Greenfield opportunities exist in telecoms (Myanmar has the lowest Internet, mobile and telephone penetration in ASEAN…arguably the only untapped market left in Asia), financial services, tourism, agriculture, and of course resource extraction.

The answer to the above question is found in another question: To whom will go the spoils?

Well for starters, concessions are given on the basis of political pull. If you believe that concessions are given to the most responsible firms, the most productive, those concerned with social welfare, etc., then I have yet another bridge to sell you.

While we ruminate on those thoughts, below are various listed plays our astute readers may wish to investigate…

Listed plays on Myanmar

  • PTT (Ticker PTT:B) trades in Bangkok with a market cap of about $30,426.99M
  • PTT Exploration & Production (Ticker PTTEB:TB) trades in Bangkok with a market cap of $15,930.83M
  • Interra Resources (Ticker ITRR:SP) trades in Singapore with a market cap of $103.81M
  • Ratchaburi (Ticker RATCH:TB) is an electricity holding company operating multiple subsidiaries. It trades in Bangkok with a market cap of $2,180.10M
  • Italian-Thai Development (Ticker ITD:TB) is a property firm and trades in Bangkok with a $461.49M market cap.
  • Also in the property space is Yoma Strategic Holdings (Ticker YOMA:SP), with a market cap of $296.50M trading in Singapore.
  • Super Group (Ticker SUPER:SP) is focused on consumer goods and trades at a $952.79M market cap in Singapore.
  • Lastly, in a space that is likely to see a flood of new participants, mining, we have Northquest (NQ:CN) trading in Canada sporting a mere $8.42M market cap.

The above is simply a list of existing companies you may wish to look into further. Neither Mark nor I own any of their shares.

We have been looking at a few opportunities in the private equity (PE) space and have found an Oil and Gas company which we will be pulling the trigger on in the next few weeks.

It has all the criteria we wish to see, solid management, attractive capital structure and an early seed valuation.

If you’re an accredited investor and have an interest in private equity and the deals Mark and I are placing our own capital into then we invite you to learn more by clicking here.

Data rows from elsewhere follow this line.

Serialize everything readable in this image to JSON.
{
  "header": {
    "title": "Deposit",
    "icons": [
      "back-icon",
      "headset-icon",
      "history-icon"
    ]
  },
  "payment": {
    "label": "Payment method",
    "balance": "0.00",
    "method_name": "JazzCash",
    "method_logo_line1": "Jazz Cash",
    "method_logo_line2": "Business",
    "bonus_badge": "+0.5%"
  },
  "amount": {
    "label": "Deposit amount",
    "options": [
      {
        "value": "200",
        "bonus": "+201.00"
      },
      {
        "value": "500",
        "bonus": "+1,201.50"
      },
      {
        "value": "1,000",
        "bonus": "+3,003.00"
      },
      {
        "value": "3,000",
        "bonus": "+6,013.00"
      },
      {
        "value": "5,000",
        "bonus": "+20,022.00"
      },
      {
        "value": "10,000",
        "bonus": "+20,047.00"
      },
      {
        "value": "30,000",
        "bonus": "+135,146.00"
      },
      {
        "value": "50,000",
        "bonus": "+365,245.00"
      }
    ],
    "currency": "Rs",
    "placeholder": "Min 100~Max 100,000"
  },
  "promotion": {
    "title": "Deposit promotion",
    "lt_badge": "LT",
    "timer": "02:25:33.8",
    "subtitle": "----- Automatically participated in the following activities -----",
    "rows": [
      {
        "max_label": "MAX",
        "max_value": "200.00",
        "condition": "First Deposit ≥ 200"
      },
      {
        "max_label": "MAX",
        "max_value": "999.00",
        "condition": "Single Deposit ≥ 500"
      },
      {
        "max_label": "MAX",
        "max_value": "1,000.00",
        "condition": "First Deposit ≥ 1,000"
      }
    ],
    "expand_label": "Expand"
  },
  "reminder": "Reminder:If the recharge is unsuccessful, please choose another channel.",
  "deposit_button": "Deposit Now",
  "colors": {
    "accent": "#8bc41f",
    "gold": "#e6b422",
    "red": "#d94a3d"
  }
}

- Chris

On 30 March 2011, in his inaugural address to the Myanmar National Parliament, Thein Sein said: “[…] [E]very citizen has to avoid any activities and speeches that harm the image of the country and interests of the people.”